There is no guarantee that the assailant would associate those feelings with punishment. States of distress, woe or despair are linked to the context under which they are experienced. It may well be that the criminal does not have sufficient context to experience an "effective" extent of grief.
It is irrelevant if the criminal sees it as punishment or not. Punishments don't deter psycho/sociopaths.
The point of giving criminals empathogens is to force them into a state of empathy and remorse. They should be given psychotherapy with the empathogen to keep the experience in context.
I would rather feel empathy for someone whose family I have killed than many other things, e.g. life sentence, limbs burnt off, ...

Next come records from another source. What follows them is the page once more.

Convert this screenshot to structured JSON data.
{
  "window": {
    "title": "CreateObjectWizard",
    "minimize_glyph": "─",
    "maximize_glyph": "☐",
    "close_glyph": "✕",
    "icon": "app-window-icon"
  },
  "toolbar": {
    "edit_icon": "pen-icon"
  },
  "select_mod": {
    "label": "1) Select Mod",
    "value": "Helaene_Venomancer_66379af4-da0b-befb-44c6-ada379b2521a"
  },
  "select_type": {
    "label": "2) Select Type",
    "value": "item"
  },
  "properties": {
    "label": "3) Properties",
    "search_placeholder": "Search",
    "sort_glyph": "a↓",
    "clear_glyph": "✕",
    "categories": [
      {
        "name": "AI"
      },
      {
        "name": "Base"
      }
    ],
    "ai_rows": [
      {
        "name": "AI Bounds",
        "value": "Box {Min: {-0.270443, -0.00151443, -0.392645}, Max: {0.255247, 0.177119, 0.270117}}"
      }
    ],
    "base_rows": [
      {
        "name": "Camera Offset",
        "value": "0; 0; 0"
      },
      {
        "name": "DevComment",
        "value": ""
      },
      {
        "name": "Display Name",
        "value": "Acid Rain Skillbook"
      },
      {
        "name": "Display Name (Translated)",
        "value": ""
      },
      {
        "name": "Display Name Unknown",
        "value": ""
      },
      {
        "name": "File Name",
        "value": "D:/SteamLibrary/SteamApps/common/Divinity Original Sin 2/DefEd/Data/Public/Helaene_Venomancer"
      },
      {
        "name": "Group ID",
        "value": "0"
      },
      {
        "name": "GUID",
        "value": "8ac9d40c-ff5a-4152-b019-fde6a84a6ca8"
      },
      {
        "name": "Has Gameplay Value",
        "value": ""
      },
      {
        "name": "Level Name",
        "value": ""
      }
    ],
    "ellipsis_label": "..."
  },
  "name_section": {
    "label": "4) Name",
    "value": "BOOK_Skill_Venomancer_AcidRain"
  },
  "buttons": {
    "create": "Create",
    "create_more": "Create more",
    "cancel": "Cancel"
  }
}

Even if it's most just, it's not practical because you can't force someone to empathize with those harmed.
your premise should be a however and not a but
Empathy means that you feel for another person because you know exactly what they are experiencing or have experienced, unless the criminal is psychopathic. Making the criminal experience something akin what the victim has will therefore generate empathy.
But this nature of punishment doesn't appear, at face value, to have the deterrent effect of the removal of liberty.
Being an effective deterrent is a key part of a good punishment.
A personal feeling of guilt is often an effective deterrent.